SBW#23 – Kitchen Cabinet Build Part 1

About a year ago I started the process rebuilding out kitchen cabinets. While that project has been done nearly 8 months now organizing and editing the videos has been an ongoing nightmare to say the least. There are nearly 1TB worth of videos and photos that had to be organized and edited to create this mini-series and unfortunately with today’s ever changing events – its taken me a while. However, I’ve finally been able to produce a few episodes and will begin releasing them with this one below.

After some back and forth with our contractor and their designer we finally had our kitchen plan laid out. I chose to build the cabinets while they did all the rest of the work.

Here are some before and after photos of the kitchen. Note that I have already removed the doors on the old cabinets to keep the hardware and there is 1 missing drawer front as I measured wrong and had to resize it.

Follow this entire series to see how I pulled this massive job off in my small basement shop.

I cannot give you the exact amount of board feet in Maple I used but I can show you how much Maple plywood went into building them. This plywood was used for the cabinet boxes and shelves. In the end I had 2 sheets of 1/4″ and 1 sheet of 3/4″ plywood leftover. Part of this would be to build a bookcase for my son’s room. This can be seen in a different article / video.

The first part of this series involves me primarily explaining what I’m doing as I start the upper cabinet face frame build. I skip ahead in and already have some of my S3S milled down to the proper thickness and ripped to the proper lengths so we can jump right into building the face face frames.

For the face frame joinery I use Kreg Pocket screws along with wood glue. In the past I used to use dowels and glue but this method is much faster as there is half the amount of holes to drill. I have also found that most modern cabinets are made this same way so why not take advantage of current methods. I’ve also experimented with biscuits and glue but found that this method created open slots on smaller dimension lumber.

I’ve included a few Amazon Links below for the equipment and materials I used.

Equipment and Materials Used

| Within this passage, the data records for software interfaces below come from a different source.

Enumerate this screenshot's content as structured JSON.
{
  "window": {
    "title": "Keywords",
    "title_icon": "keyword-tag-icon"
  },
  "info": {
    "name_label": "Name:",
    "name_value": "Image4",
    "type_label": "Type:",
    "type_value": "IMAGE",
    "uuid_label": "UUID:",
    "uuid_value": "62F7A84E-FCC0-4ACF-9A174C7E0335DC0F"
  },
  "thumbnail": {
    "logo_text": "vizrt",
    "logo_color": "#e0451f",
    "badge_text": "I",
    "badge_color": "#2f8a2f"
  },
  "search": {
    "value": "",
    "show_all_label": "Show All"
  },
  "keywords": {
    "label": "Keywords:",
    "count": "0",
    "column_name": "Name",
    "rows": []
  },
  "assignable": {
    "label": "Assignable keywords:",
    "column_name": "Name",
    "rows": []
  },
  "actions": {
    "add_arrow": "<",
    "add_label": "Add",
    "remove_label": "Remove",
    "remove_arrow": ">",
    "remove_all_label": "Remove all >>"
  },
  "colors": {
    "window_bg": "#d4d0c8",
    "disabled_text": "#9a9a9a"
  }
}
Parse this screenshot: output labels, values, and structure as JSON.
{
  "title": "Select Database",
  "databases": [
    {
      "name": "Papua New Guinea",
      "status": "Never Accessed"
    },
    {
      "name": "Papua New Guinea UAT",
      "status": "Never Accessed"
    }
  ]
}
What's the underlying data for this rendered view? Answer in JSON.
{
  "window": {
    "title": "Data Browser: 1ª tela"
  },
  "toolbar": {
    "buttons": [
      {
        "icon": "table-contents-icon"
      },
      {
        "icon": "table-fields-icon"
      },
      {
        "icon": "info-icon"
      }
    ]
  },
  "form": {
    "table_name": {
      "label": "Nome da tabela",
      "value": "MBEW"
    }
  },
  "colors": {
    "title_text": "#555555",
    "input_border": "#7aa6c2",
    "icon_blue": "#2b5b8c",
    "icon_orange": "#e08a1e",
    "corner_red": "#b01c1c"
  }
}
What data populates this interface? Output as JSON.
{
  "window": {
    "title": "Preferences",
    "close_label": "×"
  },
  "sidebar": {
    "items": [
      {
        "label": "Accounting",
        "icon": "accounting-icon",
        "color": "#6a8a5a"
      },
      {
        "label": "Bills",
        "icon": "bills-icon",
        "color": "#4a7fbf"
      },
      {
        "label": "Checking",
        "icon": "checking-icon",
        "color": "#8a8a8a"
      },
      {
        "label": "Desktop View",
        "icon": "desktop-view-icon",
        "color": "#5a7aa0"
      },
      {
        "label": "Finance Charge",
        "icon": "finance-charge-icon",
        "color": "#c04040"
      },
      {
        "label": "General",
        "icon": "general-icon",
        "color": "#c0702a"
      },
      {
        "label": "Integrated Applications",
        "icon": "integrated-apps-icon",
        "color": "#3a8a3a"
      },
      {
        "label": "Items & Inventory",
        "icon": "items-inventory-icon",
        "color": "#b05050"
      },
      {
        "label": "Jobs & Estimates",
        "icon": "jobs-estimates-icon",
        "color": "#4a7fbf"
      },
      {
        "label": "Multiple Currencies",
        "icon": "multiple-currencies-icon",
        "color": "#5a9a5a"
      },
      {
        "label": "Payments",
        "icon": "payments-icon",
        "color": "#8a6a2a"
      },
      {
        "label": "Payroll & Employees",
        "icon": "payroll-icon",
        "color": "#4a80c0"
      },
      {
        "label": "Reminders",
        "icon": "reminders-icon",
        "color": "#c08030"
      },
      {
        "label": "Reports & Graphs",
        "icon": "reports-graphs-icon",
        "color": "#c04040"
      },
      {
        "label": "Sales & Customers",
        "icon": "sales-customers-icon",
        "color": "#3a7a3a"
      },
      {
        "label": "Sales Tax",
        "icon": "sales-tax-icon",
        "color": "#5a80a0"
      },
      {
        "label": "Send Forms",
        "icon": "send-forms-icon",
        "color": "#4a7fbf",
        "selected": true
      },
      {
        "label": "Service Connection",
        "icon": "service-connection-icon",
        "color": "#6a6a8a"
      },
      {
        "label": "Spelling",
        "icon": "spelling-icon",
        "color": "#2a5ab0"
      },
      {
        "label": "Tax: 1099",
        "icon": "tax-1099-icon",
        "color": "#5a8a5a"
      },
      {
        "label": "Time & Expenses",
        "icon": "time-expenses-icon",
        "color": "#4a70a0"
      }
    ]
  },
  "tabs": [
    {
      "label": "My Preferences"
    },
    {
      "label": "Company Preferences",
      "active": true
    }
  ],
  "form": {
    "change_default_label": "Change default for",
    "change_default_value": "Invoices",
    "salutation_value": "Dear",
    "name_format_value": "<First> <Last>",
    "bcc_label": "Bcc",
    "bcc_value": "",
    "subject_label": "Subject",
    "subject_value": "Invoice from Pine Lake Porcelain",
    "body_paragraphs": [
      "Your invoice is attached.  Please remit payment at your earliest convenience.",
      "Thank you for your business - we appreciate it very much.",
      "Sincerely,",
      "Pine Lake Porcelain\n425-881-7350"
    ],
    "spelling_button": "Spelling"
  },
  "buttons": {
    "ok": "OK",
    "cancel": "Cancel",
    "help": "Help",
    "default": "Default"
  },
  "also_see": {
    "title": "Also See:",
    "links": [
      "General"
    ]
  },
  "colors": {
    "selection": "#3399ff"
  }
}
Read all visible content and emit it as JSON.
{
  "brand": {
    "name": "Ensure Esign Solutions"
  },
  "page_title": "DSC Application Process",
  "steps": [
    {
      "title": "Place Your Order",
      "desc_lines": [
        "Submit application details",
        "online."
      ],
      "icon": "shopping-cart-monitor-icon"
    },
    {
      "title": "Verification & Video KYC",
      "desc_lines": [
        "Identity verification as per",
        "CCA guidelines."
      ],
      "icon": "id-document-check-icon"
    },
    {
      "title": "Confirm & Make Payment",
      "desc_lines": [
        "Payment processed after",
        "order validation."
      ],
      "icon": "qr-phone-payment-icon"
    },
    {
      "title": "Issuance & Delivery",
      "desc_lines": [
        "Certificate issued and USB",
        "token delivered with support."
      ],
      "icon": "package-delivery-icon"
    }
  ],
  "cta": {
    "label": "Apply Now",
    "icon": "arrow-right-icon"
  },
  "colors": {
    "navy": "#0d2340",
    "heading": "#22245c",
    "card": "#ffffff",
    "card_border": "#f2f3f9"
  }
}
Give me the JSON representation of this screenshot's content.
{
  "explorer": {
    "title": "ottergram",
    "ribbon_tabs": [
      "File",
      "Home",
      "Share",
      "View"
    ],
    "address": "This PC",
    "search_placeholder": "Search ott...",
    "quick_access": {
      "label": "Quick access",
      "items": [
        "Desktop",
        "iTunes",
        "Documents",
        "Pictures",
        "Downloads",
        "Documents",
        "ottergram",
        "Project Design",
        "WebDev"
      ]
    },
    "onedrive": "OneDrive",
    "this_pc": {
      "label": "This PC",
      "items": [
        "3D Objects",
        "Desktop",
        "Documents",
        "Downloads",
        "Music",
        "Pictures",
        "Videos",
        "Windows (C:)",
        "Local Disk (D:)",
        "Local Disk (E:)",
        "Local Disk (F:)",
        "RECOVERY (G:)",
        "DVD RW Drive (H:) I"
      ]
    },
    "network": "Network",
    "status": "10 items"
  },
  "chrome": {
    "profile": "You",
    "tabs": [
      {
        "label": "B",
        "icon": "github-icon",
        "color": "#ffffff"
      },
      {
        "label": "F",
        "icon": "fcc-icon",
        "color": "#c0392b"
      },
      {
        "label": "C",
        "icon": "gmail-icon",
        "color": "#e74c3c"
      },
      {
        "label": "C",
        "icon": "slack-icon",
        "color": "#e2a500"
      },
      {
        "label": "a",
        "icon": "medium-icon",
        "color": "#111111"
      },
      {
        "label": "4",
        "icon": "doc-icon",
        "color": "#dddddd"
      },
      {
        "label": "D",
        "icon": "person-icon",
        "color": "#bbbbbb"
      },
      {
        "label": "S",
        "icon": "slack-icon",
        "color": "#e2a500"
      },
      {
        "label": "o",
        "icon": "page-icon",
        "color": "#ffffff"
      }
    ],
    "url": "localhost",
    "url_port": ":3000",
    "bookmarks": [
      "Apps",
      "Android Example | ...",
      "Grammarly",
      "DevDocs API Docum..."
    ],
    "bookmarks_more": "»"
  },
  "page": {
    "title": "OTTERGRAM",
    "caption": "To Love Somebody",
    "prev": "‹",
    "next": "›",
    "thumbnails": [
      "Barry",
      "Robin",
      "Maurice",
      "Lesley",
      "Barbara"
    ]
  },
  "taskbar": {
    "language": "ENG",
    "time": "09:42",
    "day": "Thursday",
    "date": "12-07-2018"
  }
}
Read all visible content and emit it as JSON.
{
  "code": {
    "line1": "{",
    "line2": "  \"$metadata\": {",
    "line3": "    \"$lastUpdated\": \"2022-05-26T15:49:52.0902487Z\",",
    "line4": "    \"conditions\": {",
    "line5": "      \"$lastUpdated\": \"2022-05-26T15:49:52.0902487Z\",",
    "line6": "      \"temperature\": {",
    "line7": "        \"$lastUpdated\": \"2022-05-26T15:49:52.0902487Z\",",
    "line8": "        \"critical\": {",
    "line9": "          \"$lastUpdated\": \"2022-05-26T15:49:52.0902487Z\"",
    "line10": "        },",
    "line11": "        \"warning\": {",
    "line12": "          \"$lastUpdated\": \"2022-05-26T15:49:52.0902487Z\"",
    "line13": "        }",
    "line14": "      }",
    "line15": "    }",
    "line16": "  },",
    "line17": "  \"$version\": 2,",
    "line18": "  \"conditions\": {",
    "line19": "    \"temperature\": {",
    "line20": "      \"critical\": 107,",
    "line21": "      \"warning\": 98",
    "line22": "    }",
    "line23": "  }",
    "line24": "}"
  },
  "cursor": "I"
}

Some of the links in my video description and article above are Amazon Affiliate links. As an Amazon Associate I earn from qualifying purchases. If you would like to make different purchase from Amazon, you can also use the storewide link.